Waikiki Beach, Oahu
The Best Beaches in Hawaii
Waikiki Beach, Oahu
Travelers have been flocking to this calm, golden, crescent-shaped stretch of sand on the island of Oahu since the early 1900s—when Hawaii first popped up on the tourist radar, and visitors would arrive only by steamship. Today, it’s a bit more crowded, but the scene is still fun: grab a mai tai at the iconic Royal Hawaiian hotel, built in 1927; kick back; and watch locals mingle with tourists, all with impressive Diamond Head as a backdrop.
One of the many reasons we love Hawaii—aside from an incredible mai tai, fresh seafood, and laid-back surf culture—is that it can easily lay claim to having the most beautiful beaches in the world. Why is that? For starters, they come in every size, shape, and color there: wide, calm expanses that are perfect for families and little ones who just want to dip their toes in the Pacific; tiny, secluded coves where honeymooning couples can get away from the crowds; and red, white, black, and green sandy stretches that provide the ultimate photo-op for Instagram. Best of all, you can access every single one of them, since all of Hawaii’s beaches are public.
Better still, you’re not limited to experiencing these beaches on just one island. Like many travelers, you can visit Hawaii on a multi-island itinerary, and spend each day of your sun-filled vacation hitting up a different shoreline. Oahu, home to world-famous Waikiki Beach, is known for having some of the widest golden stretches—and the best surfing—in all of Hawaii.
Related: Maui Travel Guide
Kauai is nicknamed the Garden Island, and with good reason: the tropical forests here are lovely and lush, and have served as a backdrop for films such as Jurassic Park. But the coastline is also blessed with many reefs, which in turn create ideal beaches for snorkeling. Tiny Lanai, famous for having two luxurious Four Seasons resorts, has one of the best beaches in the world for spotting spinner dolphins.
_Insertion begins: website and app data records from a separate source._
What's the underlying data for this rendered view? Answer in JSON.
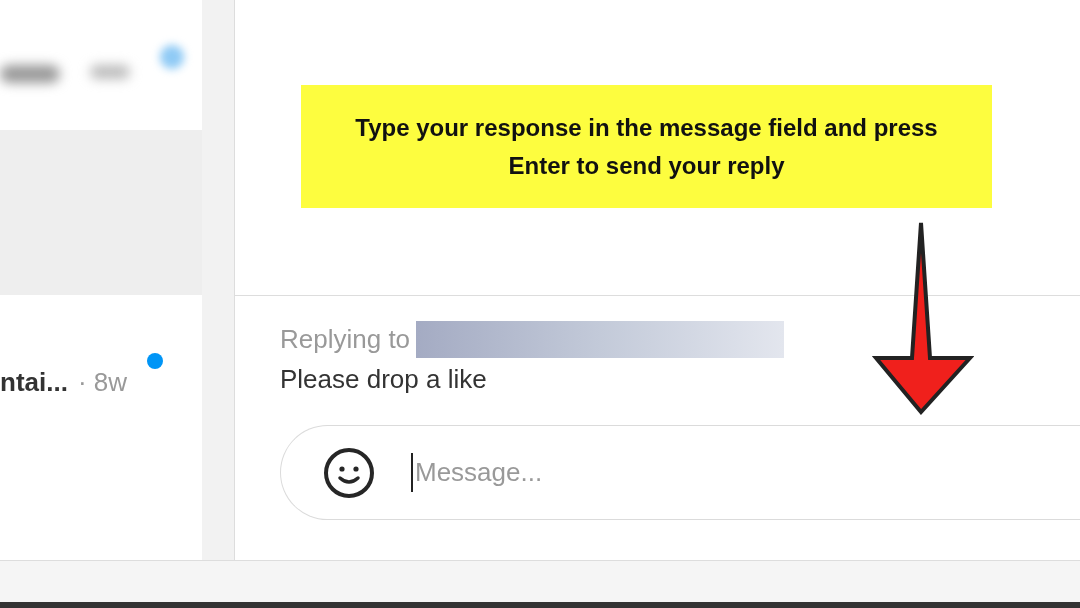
{
  "conversations": [
    {
      "preview": "ntai...",
      "time": "· 8w",
      "unread": true
    }
  ],
  "reply": {
    "label": "Replying to",
    "quoted_message": "Please drop a like"
  },
  "composer": {
    "placeholder": "Message..."
  },
  "callout": {
    "text": "Type your response in the message field and press Enter to send your reply"
  }
}
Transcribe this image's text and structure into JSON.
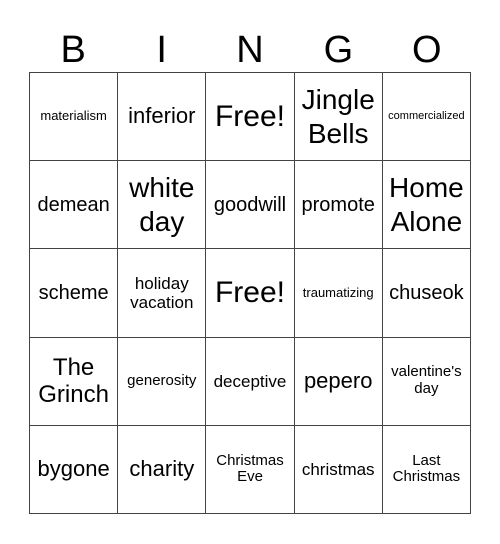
{
  "header": [
    "B",
    "I",
    "N",
    "G",
    "O"
  ],
  "cells": [
    [
      "materialism",
      "inferior",
      "Free!",
      "Jingle Bells",
      "commercialized"
    ],
    [
      "demean",
      "white day",
      "goodwill",
      "promote",
      "Home Alone"
    ],
    [
      "scheme",
      "holiday vacation",
      "Free!",
      "traumatizing",
      "chuseok"
    ],
    [
      "The Grinch",
      "generosity",
      "deceptive",
      "pepero",
      "valentine's day"
    ],
    [
      "bygone",
      "charity",
      "Christmas Eve",
      "christmas",
      "Last Christmas"
    ]
  ]
}
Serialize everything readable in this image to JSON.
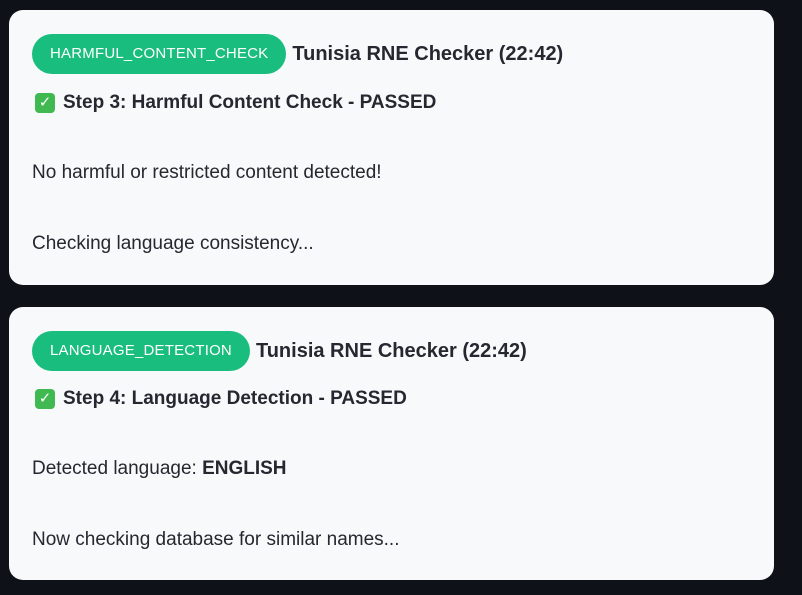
{
  "messages": [
    {
      "badge": "HARMFUL_CONTENT_CHECK",
      "checker": "Tunisia RNE Checker (22:42)",
      "step_icon": "check-mark-button-icon",
      "step_text": "Step 3: Harmful Content Check - PASSED",
      "line1": "No harmful or restricted content detected!",
      "line2": "Checking language consistency..."
    },
    {
      "badge": "LANGUAGE_DETECTION",
      "checker": "Tunisia RNE Checker (22:42)",
      "step_icon": "check-mark-button-icon",
      "step_text": "Step 4: Language Detection - PASSED",
      "line1_prefix": "Detected language: ",
      "line1_value": "ENGLISH",
      "line2": "Now checking database for similar names..."
    }
  ],
  "colors": {
    "background": "#0e1117",
    "card": "#f8f9fa",
    "badge": "#19bd7d",
    "check": "#3fb950",
    "text": "#262730"
  }
}
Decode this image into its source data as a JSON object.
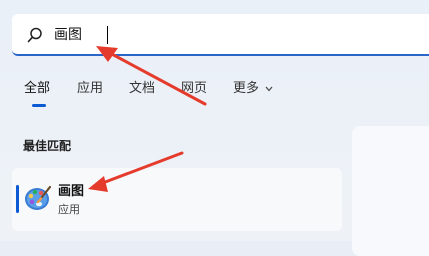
{
  "search": {
    "query": "画图",
    "placeholder": "画图"
  },
  "tabs": [
    {
      "label": "全部",
      "active": true
    },
    {
      "label": "应用",
      "active": false
    },
    {
      "label": "文档",
      "active": false
    },
    {
      "label": "网页",
      "active": false
    },
    {
      "label": "更多",
      "active": false
    }
  ],
  "best_match": {
    "section_title": "最佳匹配",
    "app_name": "画图",
    "app_type": "应用",
    "app_icon": "paint-palette-icon"
  },
  "colors": {
    "accent": "#0a5bd3",
    "annotation_arrow": "#e53b2c"
  }
}
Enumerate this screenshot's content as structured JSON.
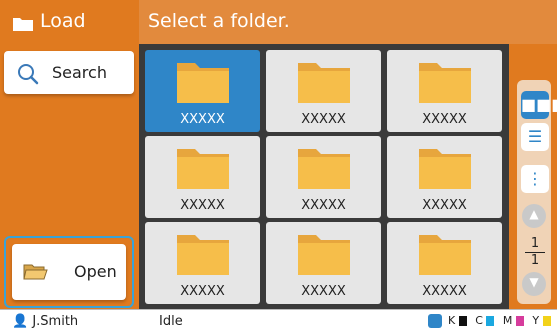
{
  "header": {
    "title": "Load",
    "message": "Select a folder."
  },
  "left": {
    "search_label": "Search",
    "open_label": "Open"
  },
  "folders": [
    {
      "label": "XXXXX"
    },
    {
      "label": "XXXXX"
    },
    {
      "label": "XXXXX"
    },
    {
      "label": "XXXXX"
    },
    {
      "label": "XXXXX"
    },
    {
      "label": "XXXXX"
    },
    {
      "label": "XXXXX"
    },
    {
      "label": "XXXXX"
    },
    {
      "label": "XXXXX"
    }
  ],
  "pager": {
    "current": "1",
    "total": "1"
  },
  "status": {
    "user": "J.Smith",
    "state": "Idle",
    "inks": [
      "K",
      "C",
      "M",
      "Y"
    ]
  },
  "colors": {
    "header_dark": "#e07a1f",
    "header_light": "#e28a3d",
    "accent": "#2f86c8",
    "ink_k": "#111111",
    "ink_c": "#1ba8e0",
    "ink_m": "#d63c9c",
    "ink_y": "#f2d21a"
  },
  "icons": {
    "header_folder": "folder-icon",
    "search": "search-icon",
    "open": "open-folder-icon",
    "view_grid": "grid-view-icon",
    "view_list": "list-view-icon",
    "more": "more-vertical-icon",
    "up": "chevron-up-icon",
    "down": "chevron-down-icon",
    "user": "user-icon",
    "ink": "ink-icon"
  }
}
Hawaii, which also goes by the name Big Island, may be best known for its lunar-like volcanic rock landscape, and can also lay claim to having some crowd-pleasing white-sand beaches, including the photographic gem Punalu’u black sand beach. A secluded island off-the-beaten tourist path, Molokai has some of the most pristine stretches, where you’re likely to run into mainly locals.
So how to pick from all these spectacular stretches of sand? Here are some of Travel + Leisure’s favorite beaches where you can get a slice of that true Hawaiian paradise.